B: Not to recognize all these points until one procrastinates what will wait for no man is what can cause family feuds, often to no one's ultimate gain in the end.

A: One senses it wasn't just about the house.

B: Every detail of that building could have been digitally archived for later reproduction elsewhere using 3D printing architectural plans if need be. Even smells can be reproduced. Heck, let me sell you now the idea of e-museum, and by extension, e-heritage, finally e-culture. 7D e-exhibits are already a feature.

A: But not the importance and aura of real brick-n-mortar history.

walla said...

2/3

B: After a generation or two, people won't be able to relate much to the past for compass on what to do for their future. Looking at us is enough. You think it matters anymore?

A: Such a past is only useful to anoint those who will need to lead so that continuity lubricates old rationale for the cogwheels of new decisions.

B: But each situation that comes about will be new per se to the extent the players will be different. Thus the flux of events mandates new imperatives and priorities held by the glue of pragmatism which becomes the sole shaper of leadership qualities.

A: Which is the only thing they really have. In fact, i did a thought experiment and put myself in his shoes. Would i have done anything different from the beginning?

B: I suspect your own answer would be no. Everything was driven by pragmatism, yes? Secure society, activate the airport and seaport, create the hubs of manufacturing, shipping, logistics, banking, refining and tourism. Then converge the tubes, telecoms and technologies to create a megapolis as the switzerland of seasia for premier national branding to maintain pole position in regional commerce, earning reputational capital to attract trade and investments on the back of a clean and efficient if not paranoic government.

A: But then again i faced one problem.

B: Of your own creation? Haha. Yes, in the hurry to align with the west, swept no doubt by the education of your peoples in the best of the west, you forgot about the big change in Asia which has its own characteristics above and beyond what the west had mustered which had in any case been too often in the past by the spoils of conquest.

A: New generations will have to face up to the new facts and reality of this 21st century.

B: This can be a better century than the last one. Alas, we won't live to see it.

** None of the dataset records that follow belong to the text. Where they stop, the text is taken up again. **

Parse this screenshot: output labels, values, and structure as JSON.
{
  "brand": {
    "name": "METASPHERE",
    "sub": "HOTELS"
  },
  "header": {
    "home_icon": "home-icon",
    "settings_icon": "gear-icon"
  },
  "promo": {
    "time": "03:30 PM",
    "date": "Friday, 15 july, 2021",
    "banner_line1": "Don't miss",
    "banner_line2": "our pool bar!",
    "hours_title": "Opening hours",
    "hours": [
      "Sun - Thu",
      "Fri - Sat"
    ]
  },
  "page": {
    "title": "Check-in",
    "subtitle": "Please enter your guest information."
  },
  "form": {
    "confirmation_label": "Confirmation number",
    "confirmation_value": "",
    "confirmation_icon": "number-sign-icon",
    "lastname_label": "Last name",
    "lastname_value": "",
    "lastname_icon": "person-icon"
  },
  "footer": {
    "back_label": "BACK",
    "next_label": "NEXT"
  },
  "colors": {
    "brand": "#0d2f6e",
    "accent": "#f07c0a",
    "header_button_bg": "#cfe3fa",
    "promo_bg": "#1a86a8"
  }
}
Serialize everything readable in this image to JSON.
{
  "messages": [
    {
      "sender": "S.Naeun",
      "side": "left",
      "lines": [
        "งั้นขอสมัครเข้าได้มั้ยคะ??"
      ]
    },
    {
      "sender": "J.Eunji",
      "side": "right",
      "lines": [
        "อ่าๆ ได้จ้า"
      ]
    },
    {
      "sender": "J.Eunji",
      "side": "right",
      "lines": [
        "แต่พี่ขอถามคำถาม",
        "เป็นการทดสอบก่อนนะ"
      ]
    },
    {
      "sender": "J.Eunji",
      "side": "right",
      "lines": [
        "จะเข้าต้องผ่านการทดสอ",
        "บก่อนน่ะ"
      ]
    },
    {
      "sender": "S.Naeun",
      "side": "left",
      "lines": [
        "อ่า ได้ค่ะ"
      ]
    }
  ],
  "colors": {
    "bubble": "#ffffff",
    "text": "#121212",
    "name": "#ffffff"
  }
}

A: Our Black Pearl has berthed. Shall we, Mon Kapitan?

B: Lead the way. Psst, is there any entertainment on board?

A: You're a rascally rapscallion to the bitter end, no?

B: It's all in the mind, my good man.